Work request: Look through the data below and, wherever a line carries the word "number", please copy that line.

Entries provided:

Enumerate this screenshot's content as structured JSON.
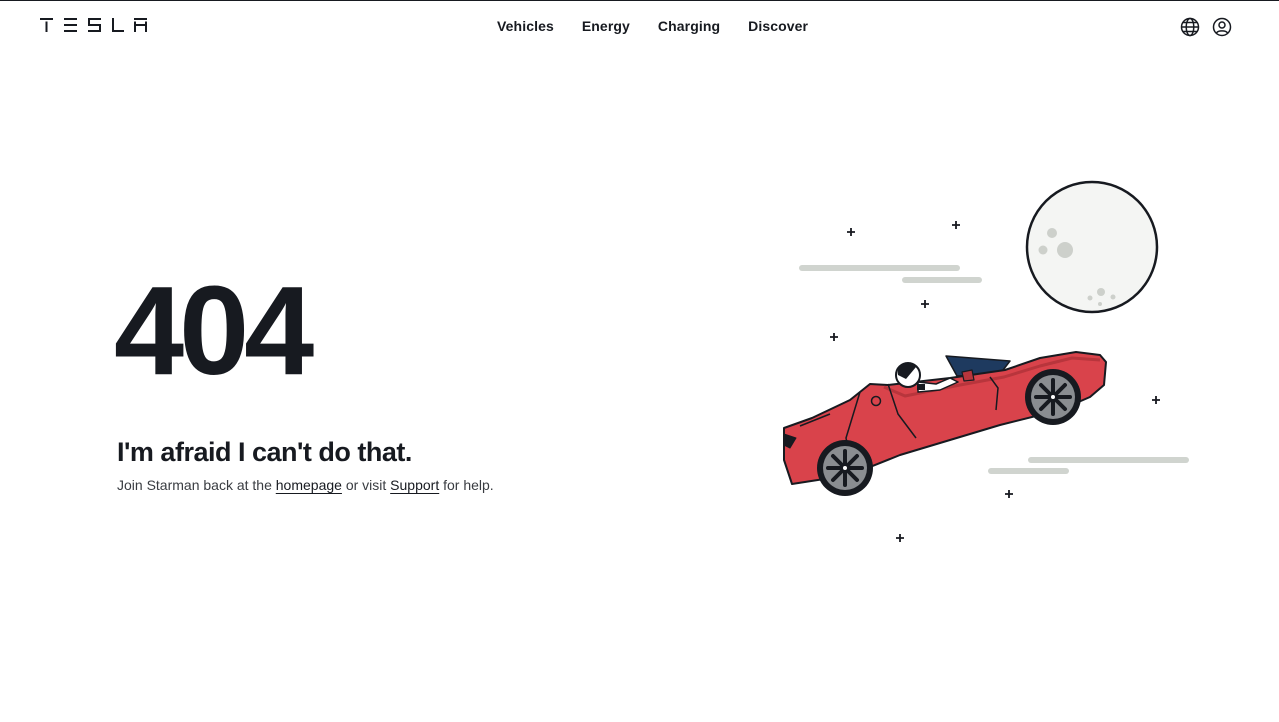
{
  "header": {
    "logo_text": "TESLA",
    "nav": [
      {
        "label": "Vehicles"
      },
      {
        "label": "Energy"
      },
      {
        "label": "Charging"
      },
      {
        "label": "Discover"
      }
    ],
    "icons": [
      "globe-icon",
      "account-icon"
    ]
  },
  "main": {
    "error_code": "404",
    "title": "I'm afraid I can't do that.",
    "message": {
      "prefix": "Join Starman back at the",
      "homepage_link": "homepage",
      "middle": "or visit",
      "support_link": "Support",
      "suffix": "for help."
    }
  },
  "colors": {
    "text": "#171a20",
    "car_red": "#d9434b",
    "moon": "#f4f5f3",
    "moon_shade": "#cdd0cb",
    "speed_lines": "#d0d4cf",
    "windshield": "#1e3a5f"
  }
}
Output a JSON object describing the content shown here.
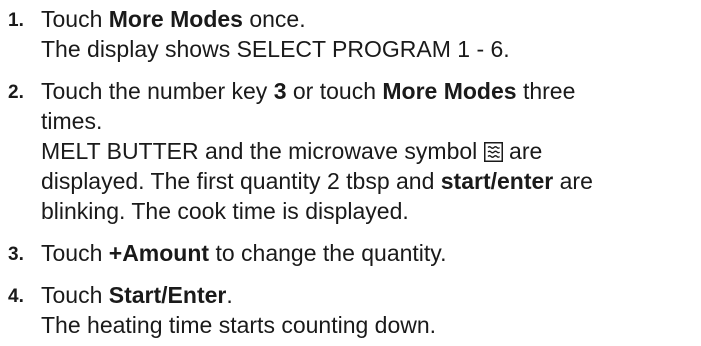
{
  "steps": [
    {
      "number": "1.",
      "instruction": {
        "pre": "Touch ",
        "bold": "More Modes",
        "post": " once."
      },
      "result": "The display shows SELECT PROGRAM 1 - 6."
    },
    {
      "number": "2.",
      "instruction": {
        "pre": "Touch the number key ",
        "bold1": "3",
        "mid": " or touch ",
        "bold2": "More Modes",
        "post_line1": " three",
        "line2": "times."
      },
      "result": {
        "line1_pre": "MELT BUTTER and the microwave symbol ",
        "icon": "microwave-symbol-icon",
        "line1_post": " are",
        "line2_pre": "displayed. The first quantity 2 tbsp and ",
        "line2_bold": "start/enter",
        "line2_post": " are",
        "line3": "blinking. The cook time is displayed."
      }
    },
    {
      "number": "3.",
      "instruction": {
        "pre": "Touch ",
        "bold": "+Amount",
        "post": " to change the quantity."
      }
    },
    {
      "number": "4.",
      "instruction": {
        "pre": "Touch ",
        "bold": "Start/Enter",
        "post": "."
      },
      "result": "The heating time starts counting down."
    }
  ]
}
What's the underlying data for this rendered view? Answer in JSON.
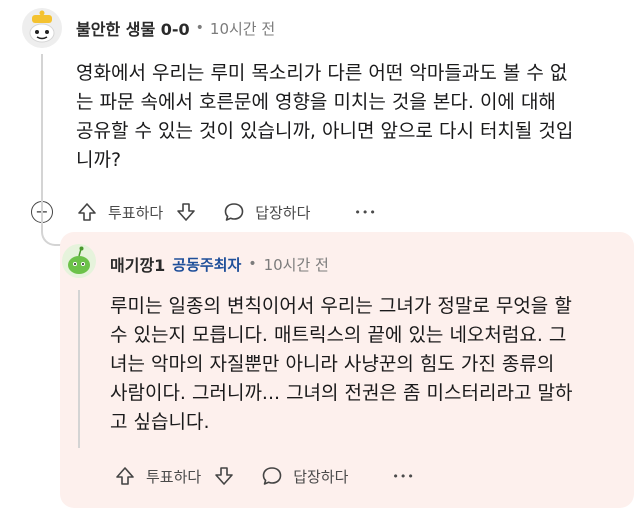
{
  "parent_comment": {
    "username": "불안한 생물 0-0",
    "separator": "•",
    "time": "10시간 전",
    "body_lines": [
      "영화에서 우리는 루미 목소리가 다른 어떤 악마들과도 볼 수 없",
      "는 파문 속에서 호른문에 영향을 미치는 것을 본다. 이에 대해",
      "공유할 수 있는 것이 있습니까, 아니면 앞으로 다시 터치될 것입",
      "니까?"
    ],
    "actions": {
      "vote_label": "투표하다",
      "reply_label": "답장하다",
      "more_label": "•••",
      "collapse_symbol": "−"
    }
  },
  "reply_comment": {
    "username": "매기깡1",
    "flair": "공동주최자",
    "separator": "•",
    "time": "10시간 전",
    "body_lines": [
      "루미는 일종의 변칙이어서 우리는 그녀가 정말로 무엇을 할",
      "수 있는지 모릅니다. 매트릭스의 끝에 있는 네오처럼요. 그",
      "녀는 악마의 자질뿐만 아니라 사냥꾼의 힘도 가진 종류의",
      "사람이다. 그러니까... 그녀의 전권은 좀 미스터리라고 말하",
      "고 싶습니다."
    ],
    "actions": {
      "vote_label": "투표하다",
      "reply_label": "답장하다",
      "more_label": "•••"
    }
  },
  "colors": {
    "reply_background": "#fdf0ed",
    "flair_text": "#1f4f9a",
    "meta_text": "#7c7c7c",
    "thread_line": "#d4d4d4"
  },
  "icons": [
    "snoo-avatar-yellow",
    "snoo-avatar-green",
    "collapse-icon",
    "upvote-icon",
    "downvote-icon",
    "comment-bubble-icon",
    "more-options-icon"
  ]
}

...

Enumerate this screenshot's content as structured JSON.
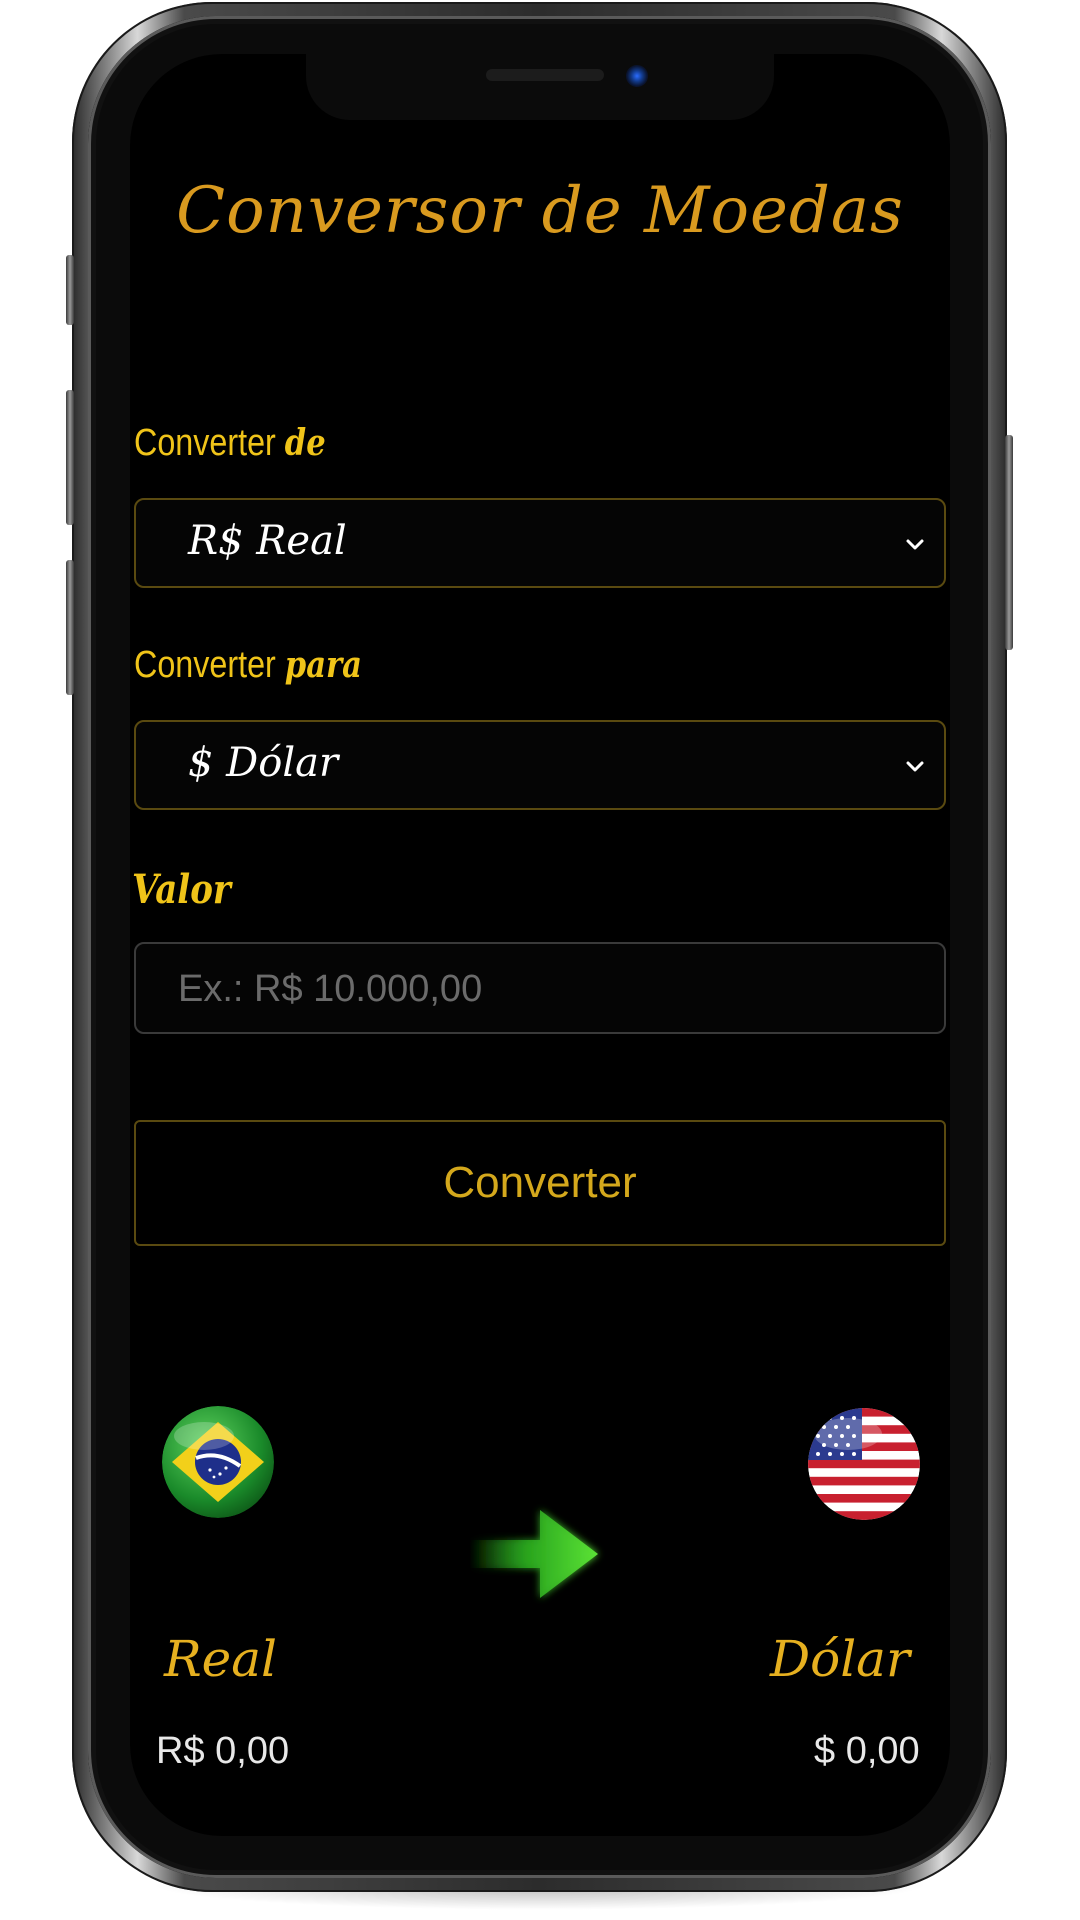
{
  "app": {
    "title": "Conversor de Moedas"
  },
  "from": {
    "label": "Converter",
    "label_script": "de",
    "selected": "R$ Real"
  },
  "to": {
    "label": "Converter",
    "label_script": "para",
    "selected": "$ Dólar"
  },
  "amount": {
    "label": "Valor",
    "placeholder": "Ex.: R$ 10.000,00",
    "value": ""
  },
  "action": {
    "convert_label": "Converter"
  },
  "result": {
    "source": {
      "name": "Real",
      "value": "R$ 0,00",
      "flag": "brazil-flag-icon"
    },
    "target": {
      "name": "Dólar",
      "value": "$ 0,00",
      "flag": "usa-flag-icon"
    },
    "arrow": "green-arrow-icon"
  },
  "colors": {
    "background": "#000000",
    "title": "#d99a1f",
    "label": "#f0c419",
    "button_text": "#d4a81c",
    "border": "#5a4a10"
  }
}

Finished task:
      "number": "1.",
      "number": "2.",
        "pre": "Touch the number key ",
      "number": "3.",
      "number": "4.",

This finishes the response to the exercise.